▶ DATASET CONTENT:

------------------------------------

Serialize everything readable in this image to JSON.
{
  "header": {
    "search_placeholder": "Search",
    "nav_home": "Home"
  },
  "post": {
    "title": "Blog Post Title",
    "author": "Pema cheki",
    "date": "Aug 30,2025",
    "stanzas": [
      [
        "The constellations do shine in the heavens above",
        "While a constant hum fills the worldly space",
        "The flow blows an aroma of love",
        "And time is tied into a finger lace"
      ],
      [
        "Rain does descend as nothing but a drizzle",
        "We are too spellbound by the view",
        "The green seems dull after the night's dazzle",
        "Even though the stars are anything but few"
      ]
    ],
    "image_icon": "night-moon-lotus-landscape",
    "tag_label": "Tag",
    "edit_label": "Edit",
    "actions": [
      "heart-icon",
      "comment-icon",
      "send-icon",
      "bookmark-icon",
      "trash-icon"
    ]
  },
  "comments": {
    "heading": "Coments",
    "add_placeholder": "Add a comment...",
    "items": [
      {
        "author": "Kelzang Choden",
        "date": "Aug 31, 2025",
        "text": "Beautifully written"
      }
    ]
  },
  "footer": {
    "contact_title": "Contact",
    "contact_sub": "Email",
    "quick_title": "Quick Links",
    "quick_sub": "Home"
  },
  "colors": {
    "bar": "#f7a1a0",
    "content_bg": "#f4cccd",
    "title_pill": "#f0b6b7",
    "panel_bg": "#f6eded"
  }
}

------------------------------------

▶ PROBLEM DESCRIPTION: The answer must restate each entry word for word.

▶ SOLUTION:
Serialize everything readable in this image to JSON.
{
  "header": {
    "search_placeholder": "Search",
    "nav_home": "Home"
  },
  "post": {
    "title": "Blog Post Title",
    "author": "Pema cheki",
    "date": "Aug 30,2025",
    "stanzas": [
      [
        "The constellations do shine in the heavens above",
        "While a constant hum fills the worldly space",
        "The flow blows an aroma of love",
        "And time is tied into a finger lace"
      ],
      [
        "Rain does descend as nothing but a drizzle",
        "We are too spellbound by the view",
        "The green seems dull after the night's dazzle",
        "Even though the stars are anything but few"
      ]
    ],
    "image_icon": "night-moon-lotus-landscape",
    "tag_label": "Tag",
    "edit_label": "Edit",
    "actions": [
      "heart-icon",
      "comment-icon",
      "send-icon",
      "bookmark-icon",
      "trash-icon"
    ]
  },
  "comments": {
    "heading": "Coments",
    "add_placeholder": "Add a comment...",
    "items": [
      {
        "author": "Kelzang Choden",
        "date": "Aug 31, 2025",
        "text": "Beautifully written"
      }
    ]
  },
  "footer": {
    "contact_title": "Contact",
    "contact_sub": "Email",
    "quick_title": "Quick Links",
    "quick_sub": "Home"
  },
  "colors": {
    "bar": "#f7a1a0",
    "content_bg": "#f4cccd",
    "title_pill": "#f0b6b7",
    "panel_bg": "#f6eded"
  }
}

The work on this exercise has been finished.